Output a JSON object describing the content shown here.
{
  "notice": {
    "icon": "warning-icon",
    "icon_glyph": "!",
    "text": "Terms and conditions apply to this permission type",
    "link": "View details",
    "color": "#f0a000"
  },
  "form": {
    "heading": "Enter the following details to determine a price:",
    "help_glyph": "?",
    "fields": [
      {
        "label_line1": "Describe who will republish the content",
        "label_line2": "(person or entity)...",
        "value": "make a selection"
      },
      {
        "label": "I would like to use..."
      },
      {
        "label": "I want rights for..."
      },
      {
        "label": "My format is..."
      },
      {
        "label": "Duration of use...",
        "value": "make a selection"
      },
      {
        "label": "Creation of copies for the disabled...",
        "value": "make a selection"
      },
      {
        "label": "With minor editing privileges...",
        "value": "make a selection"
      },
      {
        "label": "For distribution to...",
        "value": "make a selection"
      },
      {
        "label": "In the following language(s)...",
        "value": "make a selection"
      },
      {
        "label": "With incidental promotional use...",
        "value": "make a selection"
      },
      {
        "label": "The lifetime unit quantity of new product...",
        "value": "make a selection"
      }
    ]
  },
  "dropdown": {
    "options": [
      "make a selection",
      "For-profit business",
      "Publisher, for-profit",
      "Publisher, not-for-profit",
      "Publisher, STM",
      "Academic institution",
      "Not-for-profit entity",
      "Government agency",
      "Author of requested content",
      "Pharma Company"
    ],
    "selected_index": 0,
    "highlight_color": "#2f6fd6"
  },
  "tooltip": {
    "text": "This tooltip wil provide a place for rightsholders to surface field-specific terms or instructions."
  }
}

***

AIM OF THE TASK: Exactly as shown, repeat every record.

OUTPUT BELOW:
Output a JSON object describing the content shown here.
{
  "notice": {
    "icon": "warning-icon",
    "icon_glyph": "!",
    "text": "Terms and conditions apply to this permission type",
    "link": "View details",
    "color": "#f0a000"
  },
  "form": {
    "heading": "Enter the following details to determine a price:",
    "help_glyph": "?",
    "fields": [
      {
        "label_line1": "Describe who will republish the content",
        "label_line2": "(person or entity)...",
        "value": "make a selection"
      },
      {
        "label": "I would like to use..."
      },
      {
        "label": "I want rights for..."
      },
      {
        "label": "My format is..."
      },
      {
        "label": "Duration of use...",
        "value": "make a selection"
      },
      {
        "label": "Creation of copies for the disabled...",
        "value": "make a selection"
      },
      {
        "label": "With minor editing privileges...",
        "value": "make a selection"
      },
      {
        "label": "For distribution to...",
        "value": "make a selection"
      },
      {
        "label": "In the following language(s)...",
        "value": "make a selection"
      },
      {
        "label": "With incidental promotional use...",
        "value": "make a selection"
      },
      {
        "label": "The lifetime unit quantity of new product...",
        "value": "make a selection"
      }
    ]
  },
  "dropdown": {
    "options": [
      "make a selection",
      "For-profit business",
      "Publisher, for-profit",
      "Publisher, not-for-profit",
      "Publisher, STM",
      "Academic institution",
      "Not-for-profit entity",
      "Government agency",
      "Author of requested content",
      "Pharma Company"
    ],
    "selected_index": 0,
    "highlight_color": "#2f6fd6"
  },
  "tooltip": {
    "text": "This tooltip wil provide a place for rightsholders to surface field-specific terms or instructions."
  }
}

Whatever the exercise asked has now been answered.